Family of OAP attacked by care worker have lost faith in system
The daughter of a pensioner living with Alzheimer's disease who was assaulted by a worker in a care home has told how the attack destroyed her trust in the system.
Amanda McAllister was speaking outside Ballymena Magistrates' Court, where Mary Christine Finlay (45), who worked at Ben Madigan Care Home in Newtownabbey, was given a four-month prison term for assaulting 71-year-old Henry Kenneth Smith.
Finlay, from Bawnmore Drive, Newtownabbey, was also sentenced for a second charge - ill-treatment of the victim on March 25, 2017.
She has since been dismissed from her job.
A prosecutor told the court that in March last year a report was made to police that another care worker at Ben Madigan witnessed Finlay "slap a resident forcibly round the head".
There were also allegations of "very inappropriate language" being used.
The prosecutor said the complaint was made by the worker after her first day.
A defence lawyer said Finlay - a mum-of-five - was going through "fairly difficult circumstances" and had cared for and continues to care for people in her own family circle setting.
"She has contributed hugely to society and continues to do so daily," explained the lawyer, adding that Finlay now spent most of the time in her house and had been seen by a doctor for depression.
The lawyer said that there had been a context to the incident.
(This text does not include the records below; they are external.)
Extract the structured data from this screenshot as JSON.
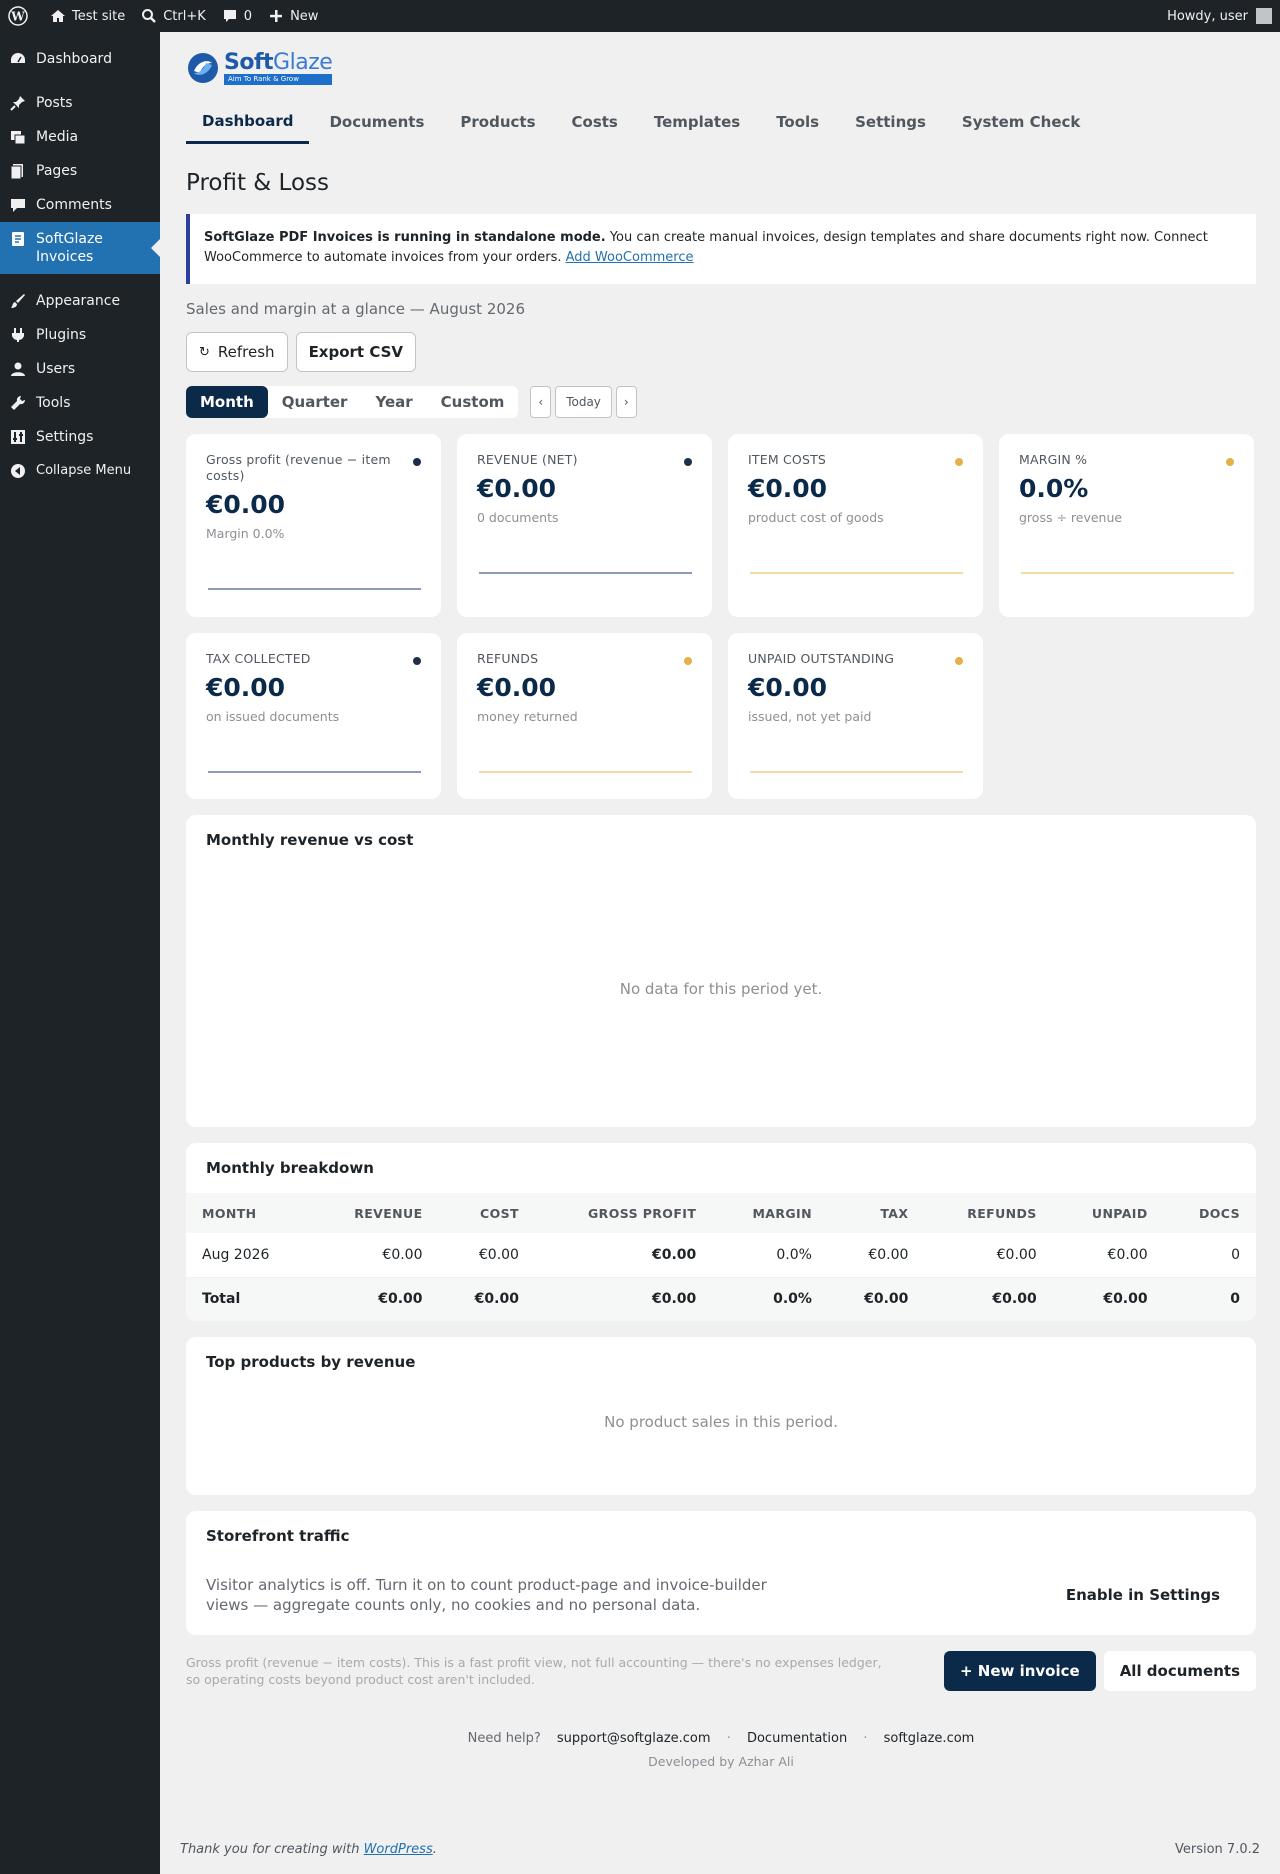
{
  "adminbar": {
    "site_name": "Test site",
    "search_shortcut": "Ctrl+K",
    "comments_count": "0",
    "new_label": "New",
    "greeting": "Howdy, user"
  },
  "sidebar": {
    "items": [
      {
        "label": "Dashboard",
        "icon": "dashboard-icon"
      },
      {
        "label": "Posts",
        "icon": "pin-icon"
      },
      {
        "label": "Media",
        "icon": "media-icon"
      },
      {
        "label": "Pages",
        "icon": "pages-icon"
      },
      {
        "label": "Comments",
        "icon": "comment-icon"
      },
      {
        "label": "SoftGlaze Invoices",
        "icon": "document-icon"
      },
      {
        "label": "Appearance",
        "icon": "brush-icon"
      },
      {
        "label": "Plugins",
        "icon": "plug-icon"
      },
      {
        "label": "Users",
        "icon": "user-icon"
      },
      {
        "label": "Tools",
        "icon": "wrench-icon"
      },
      {
        "label": "Settings",
        "icon": "settings-icon"
      },
      {
        "label": "Collapse Menu",
        "icon": "collapse-icon"
      }
    ]
  },
  "brand": {
    "name_a": "Soft",
    "name_b": "Glaze",
    "tagline": "Aim To Rank & Grow"
  },
  "tabs": [
    "Dashboard",
    "Documents",
    "Products",
    "Costs",
    "Templates",
    "Tools",
    "Settings",
    "System Check"
  ],
  "page_title": "Profit & Loss",
  "notice": {
    "bold": "SoftGlaze PDF Invoices is running in standalone mode.",
    "text": " You can create manual invoices, design templates and share documents right now. Connect WooCommerce to automate invoices from your orders. ",
    "link": "Add WooCommerce"
  },
  "subtitle": "Sales and margin at a glance — August 2026",
  "actions": {
    "refresh": "Refresh",
    "export": "Export CSV"
  },
  "period": {
    "options": [
      "Month",
      "Quarter",
      "Year",
      "Custom"
    ],
    "selected": "Month",
    "prev": "‹",
    "today": "Today",
    "next": "›"
  },
  "cards": [
    {
      "label": "Gross profit (revenue − item costs)",
      "value": "€0.00",
      "sub": "Margin 0.0%",
      "color": "#1d2d4a"
    },
    {
      "label": "REVENUE (NET)",
      "value": "€0.00",
      "sub": "0 documents",
      "color": "#1d2d4a"
    },
    {
      "label": "ITEM COSTS",
      "value": "€0.00",
      "sub": "product cost of goods",
      "color": "#e5b04a"
    },
    {
      "label": "MARGIN %",
      "value": "0.0%",
      "sub": "gross ÷ revenue",
      "color": "#e5b04a"
    },
    {
      "label": "TAX COLLECTED",
      "value": "€0.00",
      "sub": "on issued documents",
      "color": "#1d2d4a"
    },
    {
      "label": "REFUNDS",
      "value": "€0.00",
      "sub": "money returned",
      "color": "#e5b04a"
    },
    {
      "label": "UNPAID OUTSTANDING",
      "value": "€0.00",
      "sub": "issued, not yet paid",
      "color": "#e5b04a"
    }
  ],
  "revenue_chart": {
    "title": "Monthly revenue vs cost",
    "empty": "No data for this period yet."
  },
  "breakdown": {
    "title": "Monthly breakdown",
    "headers": [
      "MONTH",
      "REVENUE",
      "COST",
      "GROSS PROFIT",
      "MARGIN",
      "TAX",
      "REFUNDS",
      "UNPAID",
      "DOCS"
    ],
    "rows": [
      [
        "Aug 2026",
        "€0.00",
        "€0.00",
        "€0.00",
        "0.0%",
        "€0.00",
        "€0.00",
        "€0.00",
        "0"
      ]
    ],
    "total": [
      "Total",
      "€0.00",
      "€0.00",
      "€0.00",
      "0.0%",
      "€0.00",
      "€0.00",
      "€0.00",
      "0"
    ]
  },
  "top_products": {
    "title": "Top products by revenue",
    "empty": "No product sales in this period."
  },
  "traffic": {
    "title": "Storefront traffic",
    "text": "Visitor analytics is off. Turn it on to count product-page and invoice-builder views — aggregate counts only, no cookies and no personal data.",
    "button": "Enable in Settings"
  },
  "footer_note": "Gross profit (revenue − item costs). This is a fast profit view, not full accounting — there's no expenses ledger, so operating costs beyond product cost aren't included.",
  "footer_buttons": {
    "new_invoice": "+ New invoice",
    "all_documents": "All documents"
  },
  "help": {
    "label": "Need help?",
    "email": "support@softglaze.com",
    "docs": "Documentation",
    "site": "softglaze.com",
    "sep": "·",
    "developer": "Developed by Azhar Ali"
  },
  "wp_footer": {
    "thanks": "Thank you for creating with ",
    "wp_link": "WordPress",
    "period": ".",
    "version": "Version 7.0.2"
  }
}
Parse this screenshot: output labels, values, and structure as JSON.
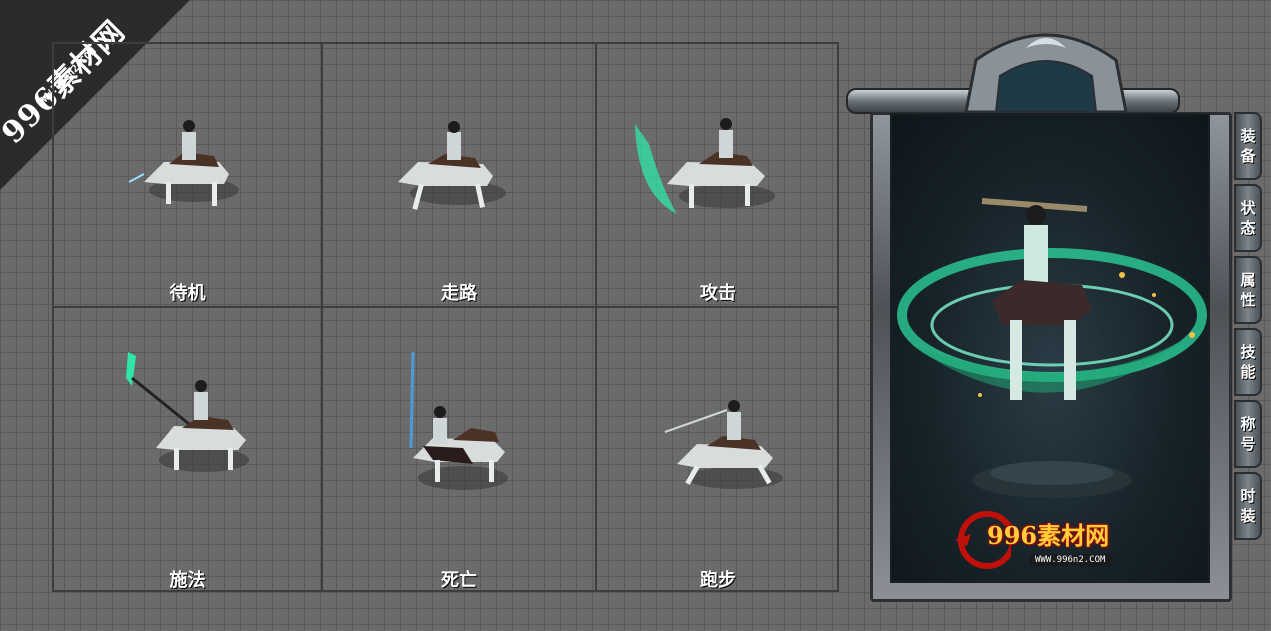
{
  "watermark": {
    "text": "996素材网",
    "url": "WWW.996n2.COM"
  },
  "animations": [
    {
      "label": "待机"
    },
    {
      "label": "走路"
    },
    {
      "label": "攻击"
    },
    {
      "label": "施法"
    },
    {
      "label": "死亡"
    },
    {
      "label": "跑步"
    }
  ],
  "panel": {
    "tabs": [
      {
        "top": "装",
        "bottom": "备"
      },
      {
        "top": "状",
        "bottom": "态"
      },
      {
        "top": "属",
        "bottom": "性"
      },
      {
        "top": "技",
        "bottom": "能"
      },
      {
        "top": "称",
        "bottom": "号"
      },
      {
        "top": "时",
        "bottom": "装"
      }
    ],
    "logo": {
      "text": "996素材网",
      "url": "WWW.996n2.COM"
    }
  },
  "colors": {
    "accent_glow": "#2fe6a8",
    "frame_dark": "#2c3034"
  }
}
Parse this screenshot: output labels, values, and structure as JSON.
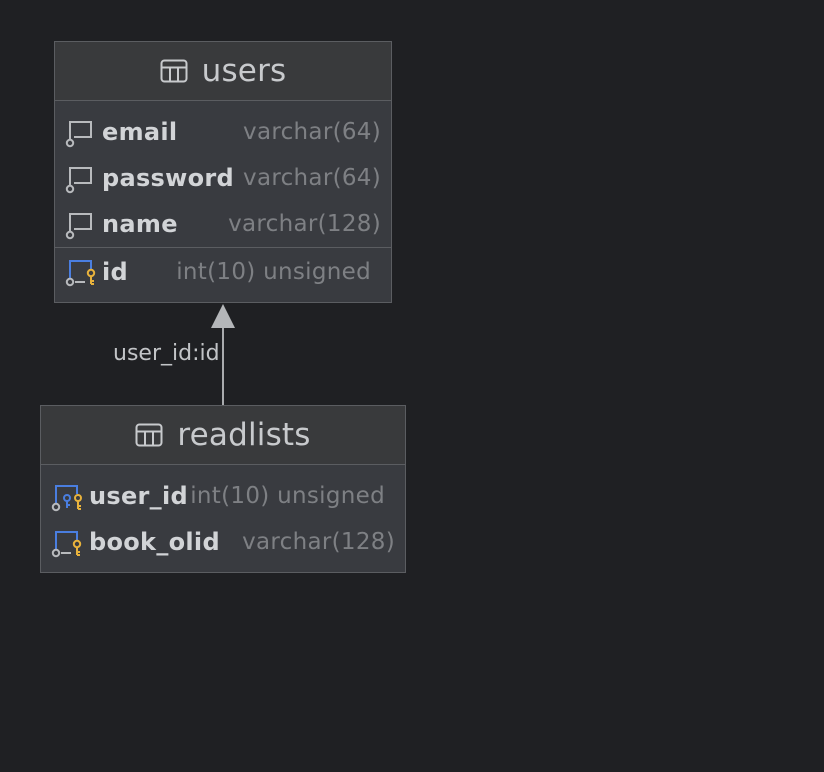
{
  "colors": {
    "background": "#1f2023",
    "table_body": "#393b40",
    "border": "#5b5d61",
    "text": "#d2d4d7",
    "type_text": "#7e8084",
    "pk_blue": "#4a7ee0",
    "key_yellow": "#e8b23c"
  },
  "tables": {
    "users": {
      "name": "users",
      "columns": [
        {
          "name": "email",
          "type": "varchar(64)",
          "icon": "column-icon"
        },
        {
          "name": "password",
          "type": "varchar(64)",
          "icon": "column-icon"
        },
        {
          "name": "name",
          "type": "varchar(128)",
          "icon": "column-icon"
        }
      ],
      "primary_key": {
        "name": "id",
        "type": "int(10) unsigned",
        "icon": "primary-key-column-icon"
      }
    },
    "readlists": {
      "name": "readlists",
      "columns": [
        {
          "name": "user_id",
          "type": "int(10) unsigned",
          "icon": "foreign-primary-key-column-icon"
        },
        {
          "name": "book_olid",
          "type": "varchar(128)",
          "icon": "primary-key-column-icon"
        }
      ]
    }
  },
  "relationship": {
    "label": "user_id:id",
    "from": "readlists",
    "to": "users"
  }
}
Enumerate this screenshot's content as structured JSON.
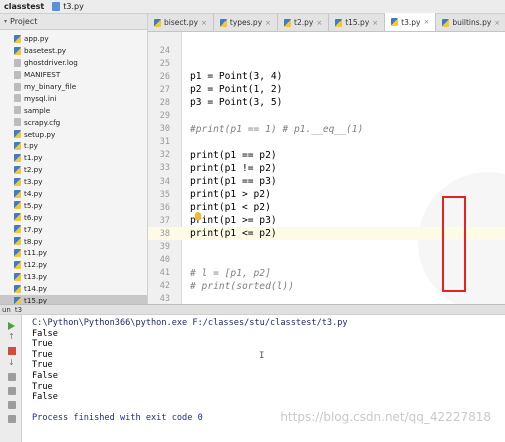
{
  "breadcrumb": {
    "project": "classtest",
    "file": "t3.py"
  },
  "project_panel": {
    "header": "Project",
    "items": [
      {
        "label": "app.py",
        "type": "py"
      },
      {
        "label": "basetest.py",
        "type": "py"
      },
      {
        "label": "ghostdriver.log",
        "type": "txt"
      },
      {
        "label": "MANIFEST",
        "type": "txt"
      },
      {
        "label": "my_binary_file",
        "type": "txt"
      },
      {
        "label": "mysql.ini",
        "type": "txt"
      },
      {
        "label": "sample",
        "type": "txt"
      },
      {
        "label": "scrapy.cfg",
        "type": "txt"
      },
      {
        "label": "setup.py",
        "type": "py"
      },
      {
        "label": "t.py",
        "type": "py"
      },
      {
        "label": "t1.py",
        "type": "py"
      },
      {
        "label": "t2.py",
        "type": "py"
      },
      {
        "label": "t3.py",
        "type": "py"
      },
      {
        "label": "t4.py",
        "type": "py"
      },
      {
        "label": "t5.py",
        "type": "py"
      },
      {
        "label": "t6.py",
        "type": "py"
      },
      {
        "label": "t7.py",
        "type": "py"
      },
      {
        "label": "t8.py",
        "type": "py"
      },
      {
        "label": "t11.py",
        "type": "py"
      },
      {
        "label": "t12.py",
        "type": "py"
      },
      {
        "label": "t13.py",
        "type": "py"
      },
      {
        "label": "t14.py",
        "type": "py"
      },
      {
        "label": "t15.py",
        "type": "py"
      }
    ]
  },
  "tabs": [
    {
      "label": "bisect.py"
    },
    {
      "label": "types.py"
    },
    {
      "label": "t2.py"
    },
    {
      "label": "t15.py"
    },
    {
      "label": "t3.py"
    },
    {
      "label": "builtins.py"
    }
  ],
  "editor": {
    "lines": [
      {
        "num": "24",
        "code": ""
      },
      {
        "num": "25",
        "code": ""
      },
      {
        "num": "26",
        "code": "p1 = Point(3, 4)"
      },
      {
        "num": "27",
        "code": "p2 = Point(1, 2)"
      },
      {
        "num": "28",
        "code": "p3 = Point(3, 5)"
      },
      {
        "num": "29",
        "code": ""
      },
      {
        "num": "30",
        "code": "#print(p1 == 1) # p1.__eq__(1)"
      },
      {
        "num": "31",
        "code": ""
      },
      {
        "num": "32",
        "code": "print(p1 == p2)"
      },
      {
        "num": "33",
        "code": "print(p1 != p2)"
      },
      {
        "num": "34",
        "code": "print(p1 == p3)"
      },
      {
        "num": "35",
        "code": "print(p1 > p2)"
      },
      {
        "num": "36",
        "code": "print(p1 < p2)"
      },
      {
        "num": "37",
        "code": "print(p1 >= p3)"
      },
      {
        "num": "38",
        "code": "print(p1 <= p2)"
      },
      {
        "num": "39",
        "code": ""
      },
      {
        "num": "40",
        "code": ""
      },
      {
        "num": "41",
        "code": "# l = [p1, p2]"
      },
      {
        "num": "42",
        "code": "# print(sorted(l))"
      },
      {
        "num": "43",
        "code": ""
      }
    ]
  },
  "run": {
    "tab_label": "un",
    "config": "t3",
    "output": [
      "C:\\Python\\Python366\\python.exe F:/classes/stu/classtest/t3.py",
      "False",
      "True",
      "True",
      "True",
      "False",
      "True",
      "False",
      "",
      "Process finished with exit code 0"
    ],
    "watermark": "https://blog.csdn.net/qq_42227818"
  }
}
He also stressed that Finlay had shown remorse and recognised that he behaviour was "entirely inappropriate".
Handing down the custodial sentence, Judge King said he had to take into account the "position of power" the defendant had over Mr Smith.
She was released on her own bail of £500, pending appeal.
Later, Mr Smith's daughter, Amanda (47), said: "She deserves the sentence because my dad has nobody to stick up for him, only us. We are his voice.
"We would never have known if it wasn't for the whistleblower - an agency care worker - who was there for the first night.
"It had to take a stranger coming in to bring that to the forefront, and that is the hurtful thing.
"Whenever you put your dad in somewhere like a care home, it is hard enough.
"We are not happy. I don't trust anybody any more. He was only there a few months when this happened."
Mr Smith, a former mechanical engineer and professional golfer, has been at Ben Madigan Care Home for around a year-and-a-half, but the family are now considering moving him.
Mrs McAllister explained: "He was a good hard worker and loves his family.
"I have photos of him smiling on his 71st birthday when he saw his sister. Things come back.
"The unfortunate thing about the disease is that you gets snippets of them.
"My nephew, who is only 12, won the all-Ireland boxing championships and when I went and told my dad, he stuck his two fists up. For that split second, he remembered. That's what we are holding on to."
Priory Group, which runs the Ben Madigan Care Home, said: "The safety of residents is our absolute priority and we have a zero tolerance of abuse of any kind, always supporting prosecutions in the rare instances where it occurs.
"As soon as this incident came to light, it was reported to the family, police and safeguarding team in the commissioning trust, and the staff member was suspended, pending a full police investigation, and subsequently dismissed.
"We worked closely with the police and other external agencies, including the care watchdog, throughout."